Italy is full of perfumes. Nature, history, food and traditions mark the flow of life in many small villages in our boot.
The scents that bring us back to our childhood, or that as it happened for Grottaferrata, a city in the Castelli Romani area, the scents that put us in touch with our history.
The Cripte Grottaferraresi are one of those scents of the past, returned to the present thanks to the union of generations of Grottaferraresi, who have worked together to bring to light this ancient recipe, handed down over the years only with the “voice”, or as they have taught us many grandmothers with the do.
Where does the history of the Cripte Grottaferraresi start from?
The crypts are inspired by the ancient recipe of the ‘Timballetti of ricotta, borage and herbs of the Castelli Romani’, found in an old nineteenth century recipe book and the version that we can taste today in the premises of the village is the one born from the mind of 3 chefs, Adriana and Raul of the restaurant la Briciola di Adriana, Nunzio Panetta of the Casina del Buongusto and Gianluca Paolucci of the Cavola d’Oro, who today propose it and above all promote it throughout the territory.
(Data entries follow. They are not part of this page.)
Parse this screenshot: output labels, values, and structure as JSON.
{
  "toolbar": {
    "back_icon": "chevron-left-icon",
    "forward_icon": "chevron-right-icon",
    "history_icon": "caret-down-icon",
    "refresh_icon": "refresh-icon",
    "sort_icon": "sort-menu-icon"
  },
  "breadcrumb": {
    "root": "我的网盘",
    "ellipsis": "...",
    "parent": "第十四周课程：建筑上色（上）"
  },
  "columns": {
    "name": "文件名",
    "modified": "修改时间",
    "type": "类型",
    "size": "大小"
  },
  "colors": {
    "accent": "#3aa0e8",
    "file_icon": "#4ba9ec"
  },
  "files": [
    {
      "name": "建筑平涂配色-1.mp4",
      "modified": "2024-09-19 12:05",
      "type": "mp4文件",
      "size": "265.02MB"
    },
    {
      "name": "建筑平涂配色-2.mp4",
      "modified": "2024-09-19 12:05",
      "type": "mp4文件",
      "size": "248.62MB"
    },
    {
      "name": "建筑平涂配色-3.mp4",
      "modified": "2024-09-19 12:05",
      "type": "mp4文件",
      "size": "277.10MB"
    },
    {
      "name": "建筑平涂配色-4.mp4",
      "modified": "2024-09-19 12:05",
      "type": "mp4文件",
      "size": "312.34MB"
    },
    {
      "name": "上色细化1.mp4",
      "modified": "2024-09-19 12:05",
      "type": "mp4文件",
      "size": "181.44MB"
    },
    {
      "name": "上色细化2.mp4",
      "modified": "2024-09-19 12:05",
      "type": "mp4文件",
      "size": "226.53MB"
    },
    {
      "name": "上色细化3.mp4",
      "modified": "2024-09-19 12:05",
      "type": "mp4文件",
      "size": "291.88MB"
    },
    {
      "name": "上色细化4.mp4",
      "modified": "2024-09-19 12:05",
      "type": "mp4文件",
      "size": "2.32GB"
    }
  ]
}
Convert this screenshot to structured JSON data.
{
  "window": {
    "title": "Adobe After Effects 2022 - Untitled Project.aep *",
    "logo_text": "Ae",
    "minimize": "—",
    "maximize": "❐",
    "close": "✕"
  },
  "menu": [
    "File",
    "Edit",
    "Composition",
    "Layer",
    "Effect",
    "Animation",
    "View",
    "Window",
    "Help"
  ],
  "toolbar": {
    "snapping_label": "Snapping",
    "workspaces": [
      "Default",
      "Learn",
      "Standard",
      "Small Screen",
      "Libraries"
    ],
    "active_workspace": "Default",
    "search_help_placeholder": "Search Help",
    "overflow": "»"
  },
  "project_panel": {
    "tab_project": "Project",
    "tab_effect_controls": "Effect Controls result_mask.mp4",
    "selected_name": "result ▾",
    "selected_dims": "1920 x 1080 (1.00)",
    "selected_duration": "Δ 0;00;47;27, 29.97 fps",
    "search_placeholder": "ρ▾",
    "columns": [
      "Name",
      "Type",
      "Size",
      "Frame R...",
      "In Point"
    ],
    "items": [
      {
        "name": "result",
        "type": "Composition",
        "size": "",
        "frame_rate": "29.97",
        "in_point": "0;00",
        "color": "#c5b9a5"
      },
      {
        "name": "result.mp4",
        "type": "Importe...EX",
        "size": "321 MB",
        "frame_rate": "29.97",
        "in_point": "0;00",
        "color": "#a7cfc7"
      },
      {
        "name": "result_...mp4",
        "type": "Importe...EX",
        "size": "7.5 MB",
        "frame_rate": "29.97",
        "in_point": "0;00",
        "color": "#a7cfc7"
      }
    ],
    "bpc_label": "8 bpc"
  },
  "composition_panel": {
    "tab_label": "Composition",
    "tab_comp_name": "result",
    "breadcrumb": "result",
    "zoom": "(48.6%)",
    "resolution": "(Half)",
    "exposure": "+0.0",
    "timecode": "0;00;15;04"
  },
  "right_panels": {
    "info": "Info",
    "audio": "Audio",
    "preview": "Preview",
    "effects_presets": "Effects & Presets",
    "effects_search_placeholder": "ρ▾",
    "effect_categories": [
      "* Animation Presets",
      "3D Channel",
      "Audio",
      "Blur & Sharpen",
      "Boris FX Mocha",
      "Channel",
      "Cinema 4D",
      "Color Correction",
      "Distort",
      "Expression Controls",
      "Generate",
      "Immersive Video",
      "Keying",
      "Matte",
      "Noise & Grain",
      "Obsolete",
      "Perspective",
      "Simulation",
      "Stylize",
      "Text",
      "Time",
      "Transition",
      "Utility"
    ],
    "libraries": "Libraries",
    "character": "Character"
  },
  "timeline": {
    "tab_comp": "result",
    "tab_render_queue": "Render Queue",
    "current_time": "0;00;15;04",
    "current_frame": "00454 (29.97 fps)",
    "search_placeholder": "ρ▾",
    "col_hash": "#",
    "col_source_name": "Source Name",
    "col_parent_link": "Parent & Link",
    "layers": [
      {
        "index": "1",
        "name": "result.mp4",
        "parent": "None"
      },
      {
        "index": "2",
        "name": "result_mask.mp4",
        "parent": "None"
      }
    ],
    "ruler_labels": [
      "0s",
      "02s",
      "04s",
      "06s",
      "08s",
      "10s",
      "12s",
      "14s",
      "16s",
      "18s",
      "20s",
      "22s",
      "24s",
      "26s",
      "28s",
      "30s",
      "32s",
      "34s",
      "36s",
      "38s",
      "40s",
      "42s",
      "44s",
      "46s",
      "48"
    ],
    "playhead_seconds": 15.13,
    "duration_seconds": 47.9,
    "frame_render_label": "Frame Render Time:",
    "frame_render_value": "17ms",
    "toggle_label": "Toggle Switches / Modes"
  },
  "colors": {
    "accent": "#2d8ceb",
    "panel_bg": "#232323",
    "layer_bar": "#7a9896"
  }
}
Many personalities, who culminated this cultural project by coming together in a single association called “Gustati Grottaferrata”, created by the union of nine founding members, whose task is to promote the dishes and food and wine of the city of Castles.
How are they prepared?
This dish has many aspects, which in its simplicity unite it to its municipality of origin. The crypts have the appearance of a filled crepe, or the more traditional crepes. The outside is made of sheets of egg pasta, strictly handmade. This is then linked with a cross-shaped intertwining, which recalls the ‘Ferrata Crypt’, a name that later gave rise to the name of the Municipality. The dough inside is made from sheep’s milk ricotta, pecorino, borage and ‘ramolacci’, a wild herb also called ‘weeds of the Castelli Romani’.
For the filling, the vegetables are first sautéed in olive oil, and then mixed together with the ricotta and pecorino, before stuffing the puff pastry.
The Criptensi before being served, are then covered with cheese, sometimes cherry tomatoes, then all au gratin in the oven.
The Criptensi are not just a tasty dish, they are the testimony of how love and the synergies that are created within a village can transform a simple traditional dish into a testament that is recognizable throughout the territory.
This dish is a passage of testimonies, a bridge that unites the ancient with the immortal, and an opportunity for this city to make its typical products known to the new generations, and to people who have not yet discovered the beauties of the Castelli territory.
After all, food is the meeting point for many cultures, even the most distant ones!